Despite what Wagner and Bugs Bunny might think, Vikings never wore horns. They did however concoct a dramatic, vast and intertwining web of poetic stories filled with greedy gods, alchemical dwarves, real and imagined heroes, and magical dragon’s blood.
Originally told around ancient Icelandic fires on harsh winter evenings, these stories will be sung once again this Wednesday and Thursday at Ann Arbor’s Lydia Mendelssohn Theater. It happens during the world premiere of Edda: Viking Tales of Revenge, Lust and Family Values, a performance collaboration between the medieval music ensemble Sequentia and innovative visual director Ping Chong. The Edda is a collection of Icelandic poetic stories composed around the ninth or 10th century, many of which took place near present-day Germany and France. Its mythology has permeated the Nordic and Scandinavian countries, as well as influencing Europeans such as Richard Wagner whose Ring of the Niebelungen drew heavily from the Edda.
Sequentia has earned an international reputation of excellence for its reconstruction of medieval musical traditions through virtuoso vocals and instrumentation combined with intensive research. Sequentia’s director, Benjamin Bagby, had been studying Icelandic folk traditions for years when he was approached with a new opportunity.
Ping Chong recalls, “Ben Bagby had done a solo performance of Beowulf at the Lincoln Center Festival which was very, very successful. Lincoln Center asked if there was anything else he wanted to do, and the Icelandic sagas has been something he has already been working on for some time.”
The Lincoln Center Festival 2001 and the University of Michigan’s University Musical Society co-commissioned Edda: Viking Tales, teaming up Bagby’s brainchild with Chong’s innovative, physical theater direction and use of space.
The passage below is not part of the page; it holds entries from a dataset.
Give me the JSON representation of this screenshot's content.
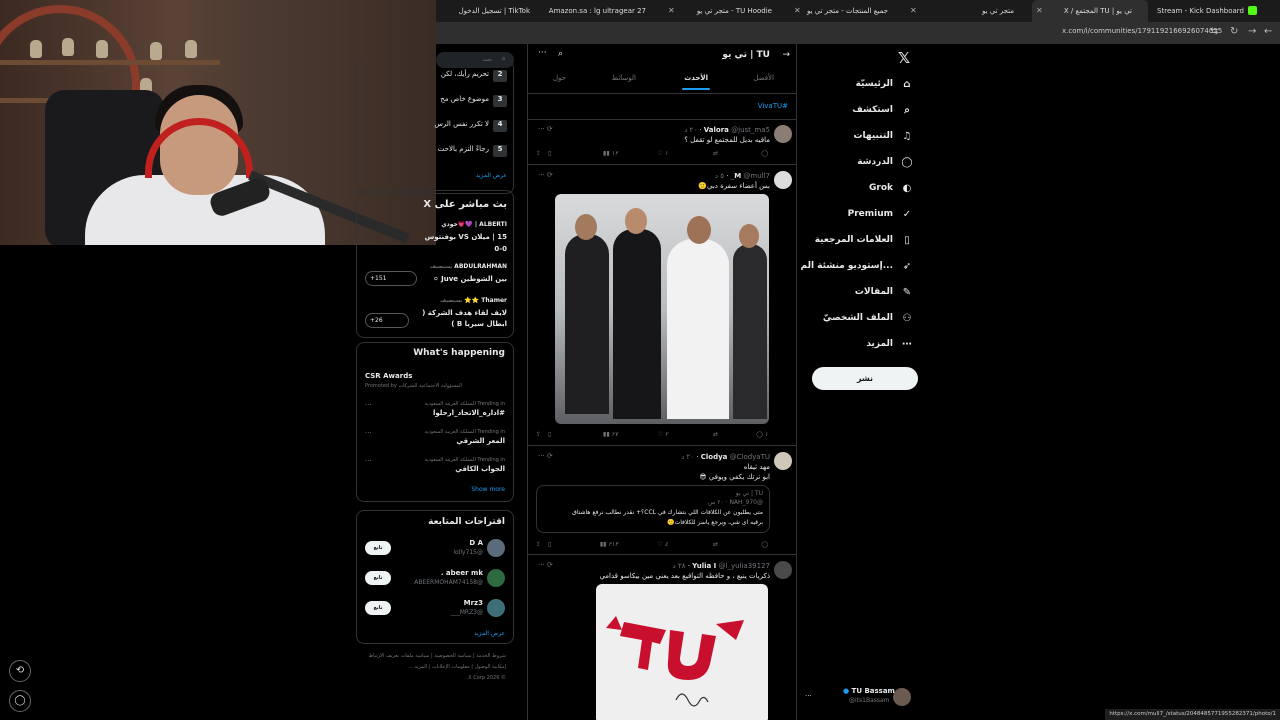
{
  "browser": {
    "tabs": [
      {
        "title": "Stream - Kick Dashboard",
        "color": "#53fc18"
      },
      {
        "title": "تي يو | TU المجتمع / X",
        "color": "#ffffff"
      },
      {
        "title": "متجر تي يو",
        "color": "#888888"
      },
      {
        "title": "جميع المنتجات - متجر تي يو",
        "color": "#888888"
      },
      {
        "title": "TU Hoodie - متجر تي يو",
        "color": "#888888"
      },
      {
        "title": "Amazon.sa : lg ultragear 27",
        "color": "#dddddd"
      },
      {
        "title": "TikTok | تسجيل الدخول",
        "color": "#dddddd"
      }
    ],
    "url": "x.com/i/communities/1791192166926074025",
    "status_url": "https://x.com/mull7_/status/2048485771955282371/photo/1"
  },
  "nav": {
    "items": [
      {
        "label": "الرئيسيّة",
        "icon": "home-icon",
        "glyph": "⌂"
      },
      {
        "label": "استكشف",
        "icon": "search-icon",
        "glyph": "⌕"
      },
      {
        "label": "التنبيهات",
        "icon": "bell-icon",
        "glyph": "🔔"
      },
      {
        "label": "الدردشة",
        "icon": "chat-icon",
        "glyph": "◯"
      },
      {
        "label": "Grok",
        "icon": "grok-icon",
        "glyph": "◐"
      },
      {
        "label": "Premium",
        "icon": "premium-icon",
        "glyph": "✓"
      },
      {
        "label": "العلامات المرجعية",
        "icon": "bookmark-icon",
        "glyph": "▯"
      },
      {
        "label": "إستوديو منشئة الم...",
        "icon": "rocket-icon",
        "glyph": "➶"
      },
      {
        "label": "المقالات",
        "icon": "article-icon",
        "glyph": "✎"
      },
      {
        "label": "الملف الشخصيّ",
        "icon": "person-icon",
        "glyph": "⚇"
      },
      {
        "label": "المزيد",
        "icon": "more-circle-icon",
        "glyph": "⋯"
      }
    ],
    "post_button": "نشر",
    "profile": {
      "name": "TU Bassam",
      "handle": "@its1Bassam",
      "more": "..."
    }
  },
  "feed": {
    "title": "TU | تي يو",
    "tabs": [
      "الأفضل",
      "الأحدث",
      "الوسائط",
      "حول"
    ],
    "active_tab": 1,
    "hashtag": "#VivaTU",
    "tweets": [
      {
        "name": "Valora",
        "handle": "@just_ma5",
        "time": "٢٠ د",
        "text": "ماقيه بديل للمجتمع لو تقفل ؟",
        "replies": "",
        "retweets": "",
        "likes": "١",
        "views": "١٢",
        "avatar": "#8a7d74"
      },
      {
        "name": "M",
        "handle": "@mull7_",
        "time": "٥ د",
        "text": "بس أعضاء سفرة دبي🙂",
        "replies": "١",
        "retweets": "",
        "likes": "٢",
        "views": "٢٧",
        "avatar": "#dddddd"
      },
      {
        "name": "Clodya",
        "handle": "@ClodyaTU",
        "time": "٢٠ د",
        "text": "مهد ثيقاه",
        "text2": "ابو ترتك يكفي ويوفي 😎",
        "quote_author": "TU | تي يو",
        "quote_handle": "@NAH_970",
        "quote_time": "٢٠ س",
        "quote_text": "متى يطلبون عن الكلافات اللي بتشارك في CCL؟+ نقدر نطالب نرفع هاشتاق",
        "quote_text2": "برقيه اى شي، ويرجع ياسر للكلافات🙂",
        "replies": "",
        "retweets": "",
        "likes": "٤",
        "views": "٢١٣",
        "avatar": "#cfc7b8"
      },
      {
        "name": "Yulia I",
        "handle": "@l_yulia39127",
        "time": "٢٨ د",
        "text": "ذكريات ينبع ، و حافظه التواقيع بعد يعني مين بيكاسو قدامي",
        "avatar": "#4a4a4a"
      }
    ]
  },
  "sidebar": {
    "search_placeholder": "بحث",
    "trends_top": [
      {
        "num": "2",
        "text": "تحريم رأيك، لكن"
      },
      {
        "num": "3",
        "text": "موضوع خاص مح"
      },
      {
        "num": "4",
        "text": "لا تكرر نفس الرس"
      },
      {
        "num": "5",
        "text": "رجاءً التزم بالاحت"
      }
    ],
    "show_more_ar": "عرض المزيد",
    "live_title": "بث مباشر على X",
    "live": [
      {
        "user": "ALBERTI | 💜💗خودي",
        "text": "15 | ميلان VS بوفنتوس",
        "text2": "0-0",
        "count": ""
      },
      {
        "user": "ABDULRAHMAN",
        "suffix": "يستضيف",
        "text": "بين الشوطين Juve ⚪",
        "count": "+151"
      },
      {
        "user": "Thamer ⭐⭐",
        "suffix": "يستضيف",
        "text": "لايف لقاء هدف الشركة (",
        "text2": "ابطال سيريا B )",
        "count": "+26"
      }
    ],
    "happening_title": "What's happening",
    "promo": {
      "title": "CSR Awards",
      "sub": "Promoted by المسؤولية الاجتماعية للشركات"
    },
    "trends": [
      {
        "context": "Trending in المملكة العربية السعودية",
        "tag": "#اداره_الاتحاد_ارحلوا"
      },
      {
        "context": "Trending in المملكة العربية السعودية",
        "tag": "المعر الشرقي"
      },
      {
        "context": "Trending in المملكة العربية السعودية",
        "tag": "الجواب الكافي"
      }
    ],
    "show_more_en": "Show more",
    "follow_title": "اقتراحات المتابعة",
    "follow": [
      {
        "name": "D A",
        "handle": "@lolly715",
        "button": "تابع",
        "avatar": "#5a6b7c"
      },
      {
        "name": "abeer mk .",
        "handle": "@ABEERMOHAM74158",
        "button": "تابع",
        "avatar": "#2d6a3e"
      },
      {
        "name": "Mrz3",
        "handle": "@MRZ3___",
        "button": "تابع",
        "avatar": "#3e6e7a"
      }
    ],
    "footer": [
      "شروط الخدمة",
      "سياسة الخصوصية",
      "سياسة ملفات تعريف الارتباط",
      "إمكانية الوصول",
      "معلومات الإعلانات",
      "المزيد ...",
      "© 2026 X Corp."
    ]
  }
}
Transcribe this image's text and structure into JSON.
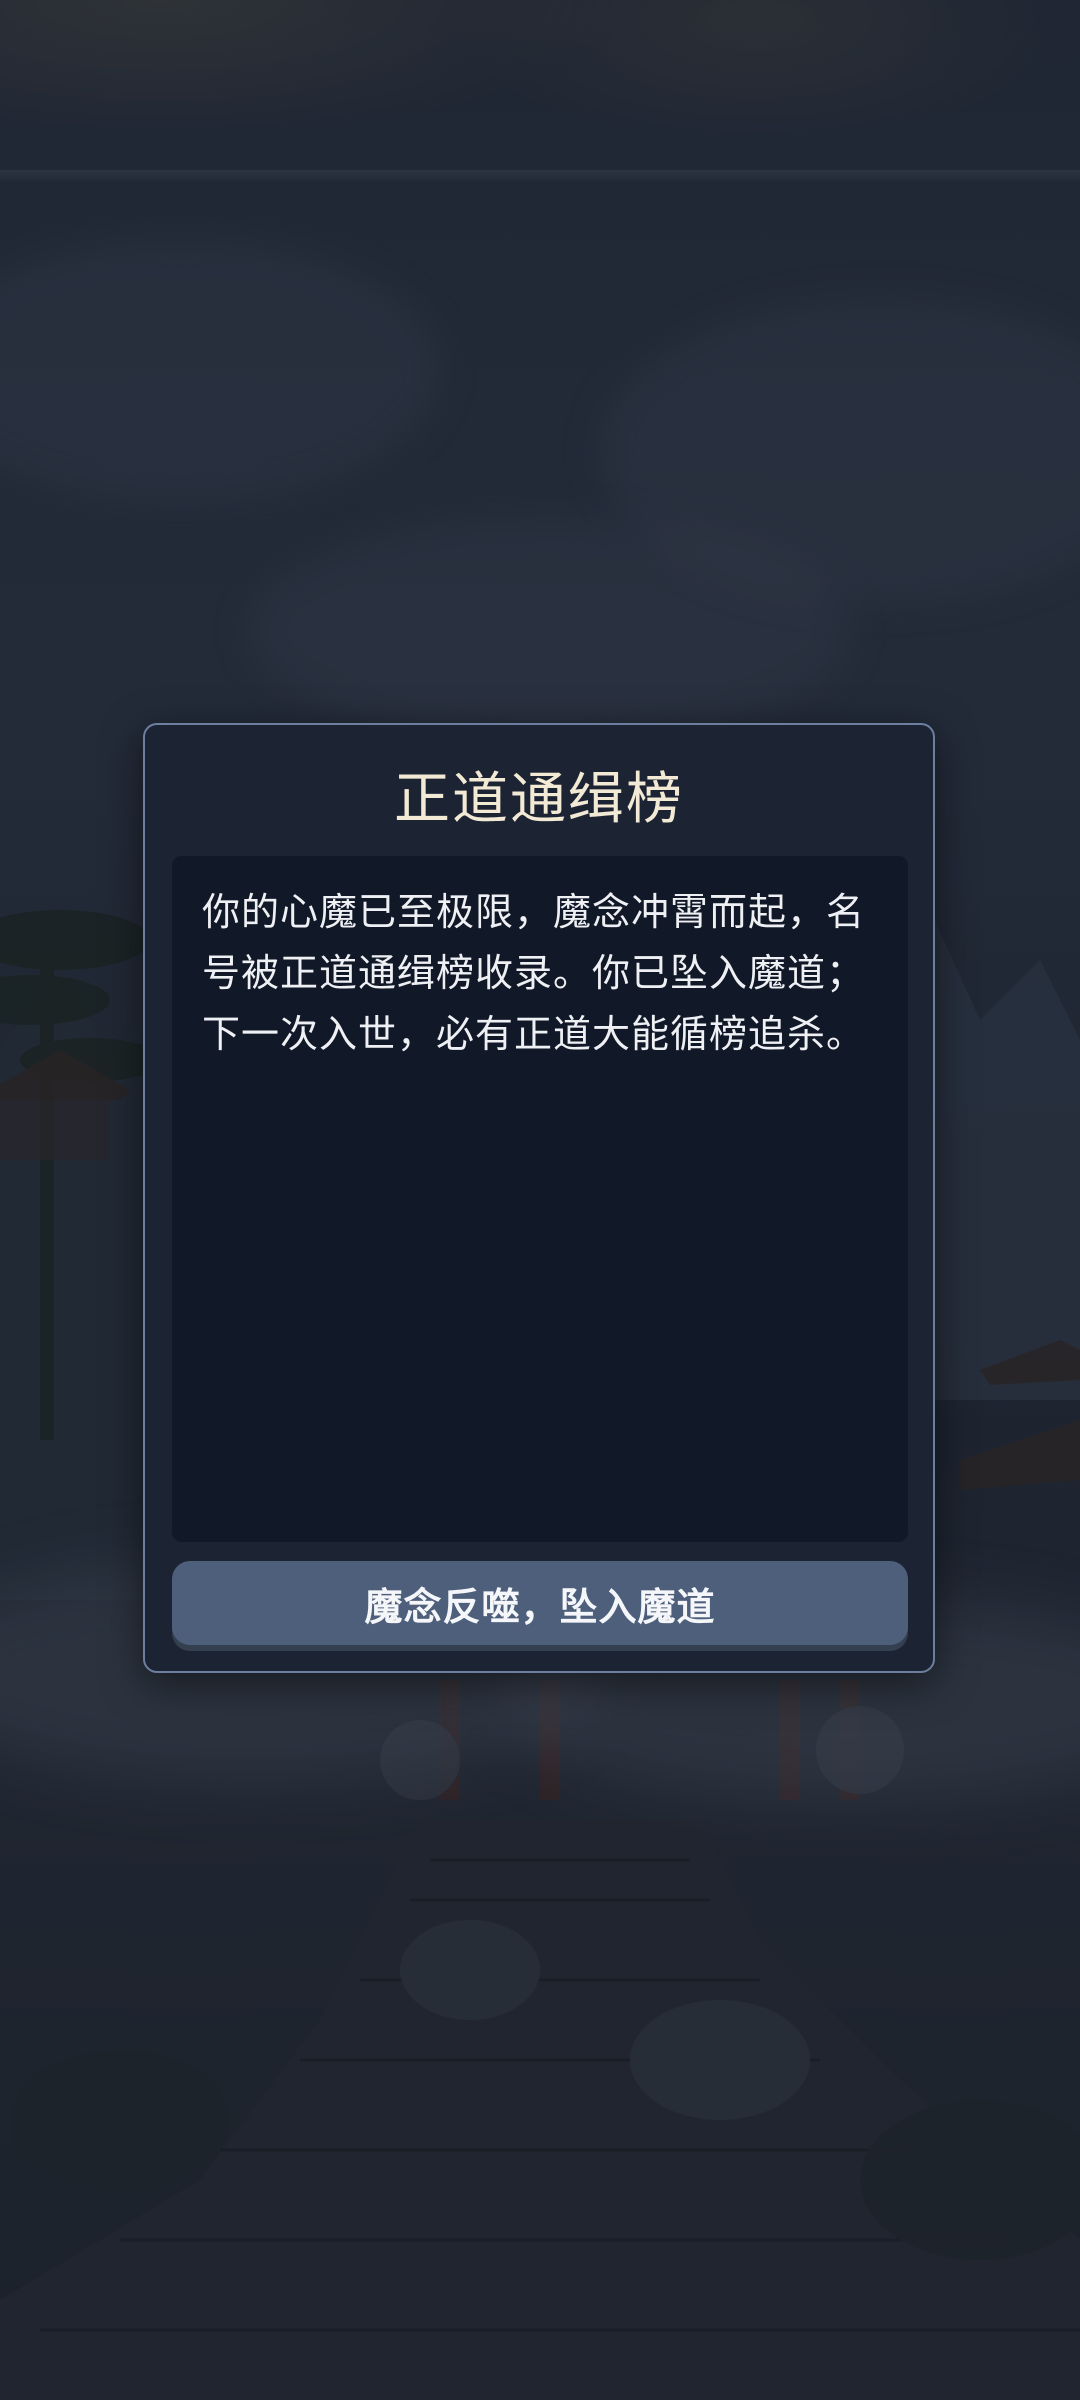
{
  "dialog": {
    "title": "正道通缉榜",
    "body": "你的心魔已至极限，魔念冲霄而起，名号被正道通缉榜收录。你已坠入魔道；下一次入世，必有正道大能循榜追杀。",
    "button_label": "魔念反噬，坠入魔道"
  },
  "colors": {
    "dialog_bg": "#1c2333",
    "dialog_border": "#6d7f9f",
    "body_bg": "#111827",
    "title_text": "#f3ead5",
    "button_bg": "#4e5f7b"
  }
}
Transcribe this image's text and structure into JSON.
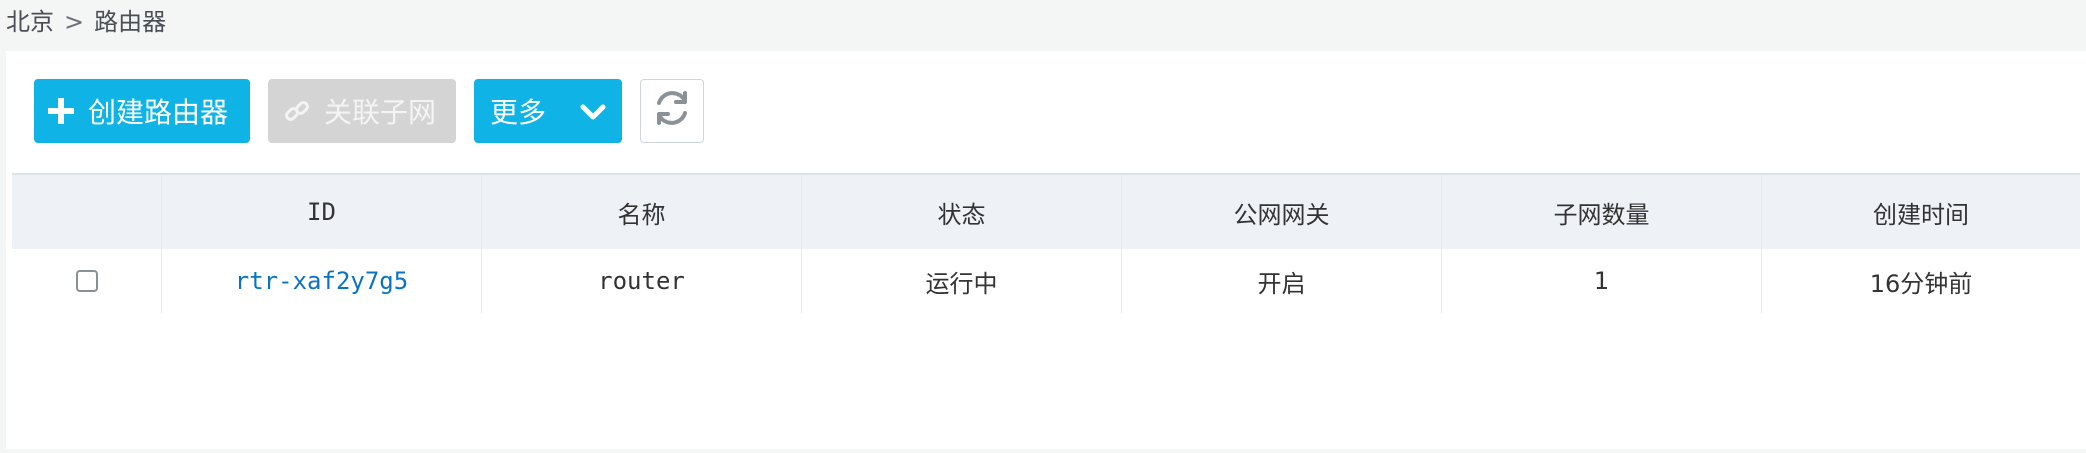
{
  "breadcrumb": {
    "region": "北京",
    "separator": ">",
    "current": "路由器"
  },
  "toolbar": {
    "create_label": "创建路由器",
    "associate_label": "关联子网",
    "more_label": "更多"
  },
  "table": {
    "headers": [
      "",
      "ID",
      "名称",
      "状态",
      "公网网关",
      "子网数量",
      "创建时间"
    ],
    "rows": [
      {
        "checked": false,
        "id": "rtr-xaf2y7g5",
        "name": "router",
        "status": "运行中",
        "public_gateway": "开启",
        "subnet_count": "1",
        "created": "16分钟前"
      }
    ]
  },
  "colors": {
    "primary": "#10b3e6",
    "disabled": "#d4d4d4",
    "link": "#0a73c2",
    "header_bg": "#eef2f7"
  }
}
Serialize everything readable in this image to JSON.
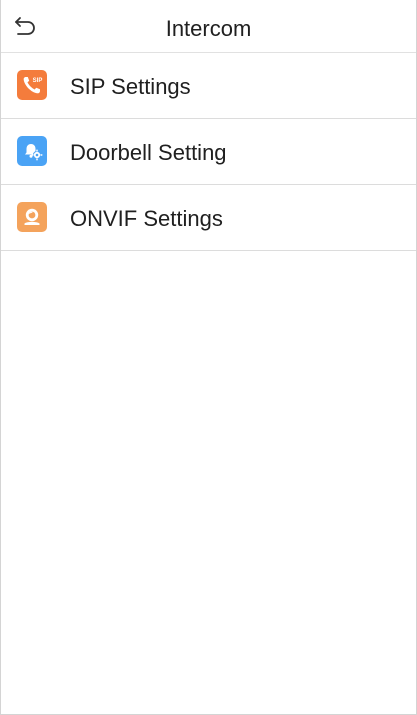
{
  "header": {
    "title": "Intercom",
    "back_icon": "back-arrow-icon"
  },
  "menu": {
    "items": [
      {
        "label": "SIP Settings",
        "icon": "sip-phone-icon",
        "icon_color": "#f47c3c",
        "icon_text": "SIP"
      },
      {
        "label": "Doorbell Setting",
        "icon": "doorbell-settings-icon",
        "icon_color": "#4aa3f5"
      },
      {
        "label": "ONVIF Settings",
        "icon": "onvif-camera-icon",
        "icon_color": "#f4a35c"
      }
    ]
  }
}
Out of the darkness, voices emerge, as do the faces of the story-singers they emanate from, seeming to float on silent, invisible boats toward the audience and then away again, as the story peaks and ebbs. In the story of the Rhinegold, the gods, out of jealousy and greed, have stolen the dwarves’ gold. The dwarves put a curse on the gold, triggering a chain of death and misery and many stories around the fire. But instead of arranging the performers into a traditional bardic semicircle, Chong has placed each Sequentia musician and singer on conveyed platforms, so that they slowly move straight to the front or back of the stage, parallel to the story’s progression, as if moved by a meticulous, godly hand. Chong’s staging has created an otherworld, emitting a beauty and desolation that complement the strange, guttural trills from a time long gone.
“I want the audience to think about greed, the curse of the gold, and what does that have to do with our world today. Greed is a human passion. That’s the link with the past,” says the director.
Although reminiscent of other medieval music, the reconstructed ancient Icelandic songs are stark and mathematical, with linear harmonies carrying every voice and instrument on a different lyric plane that mirrors each similarity and variation. The sounds and dramatic intonations of this grim saga are accentuated by Chong’s gestural direction of Sequentia, through the use of sporadic hand and arm gesticulations pulled straight out of a German expressionist woodcut.
And perhaps even more striking than the piercing shrill of the delicate swan-bone flute is the appearance of the shaman Seeress, an androgynous, blue prophetess who begins, divides and finishes the tale. She floats across the stage speaking only in her language of hands, a heightened version of American Sign Language with suggestions of Chinese opera, developed specifically for this performance.
Together, Sequentia’s re-created music and Chong’s staging for Edda tend to give each element its own space — like the platforms they sit on, they each have their time and attention, effecting an intensely intimate, yet alien performance about familiar and eternal desires.Anita Schmaltz writes about theater and performance for the Metro Times. E-mail her at [email protected]